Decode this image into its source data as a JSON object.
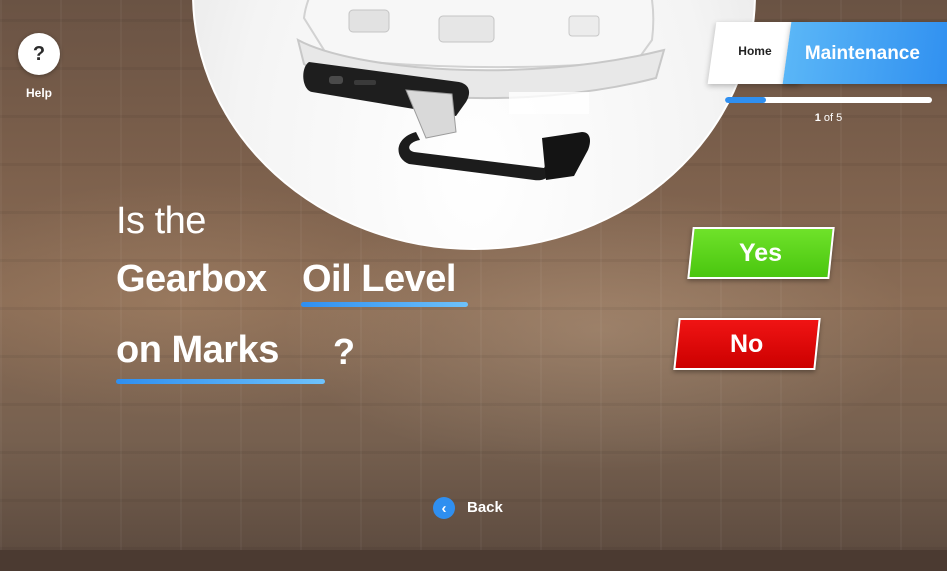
{
  "help": {
    "icon": "question-icon",
    "glyph": "?",
    "label": "Help"
  },
  "nav": {
    "home_label": "Home",
    "section_label": "Maintenance"
  },
  "progress": {
    "current": "1",
    "of_text": "of 5",
    "total": 5,
    "fraction": 0.2
  },
  "question": {
    "prefix": "Is the",
    "part1": "Gearbox",
    "part2": "Oil Level",
    "part3": "on Marks",
    "suffix": "?"
  },
  "answers": {
    "yes_label": "Yes",
    "no_label": "No"
  },
  "back": {
    "label": "Back",
    "icon": "chevron-left-icon",
    "glyph": "‹"
  },
  "colors": {
    "accent": "#2f8ff0",
    "yes": "#4ac60f",
    "no": "#d40000"
  }
}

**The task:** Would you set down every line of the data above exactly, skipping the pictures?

**Answer box:**
Decode this image into its source data as a JSON object.
{
  "help": {
    "icon": "question-icon",
    "glyph": "?",
    "label": "Help"
  },
  "nav": {
    "home_label": "Home",
    "section_label": "Maintenance"
  },
  "progress": {
    "current": "1",
    "of_text": "of 5",
    "total": 5,
    "fraction": 0.2
  },
  "question": {
    "prefix": "Is the",
    "part1": "Gearbox",
    "part2": "Oil Level",
    "part3": "on Marks",
    "suffix": "?"
  },
  "answers": {
    "yes_label": "Yes",
    "no_label": "No"
  },
  "back": {
    "label": "Back",
    "icon": "chevron-left-icon",
    "glyph": "‹"
  },
  "colors": {
    "accent": "#2f8ff0",
    "yes": "#4ac60f",
    "no": "#d40000"
  }
}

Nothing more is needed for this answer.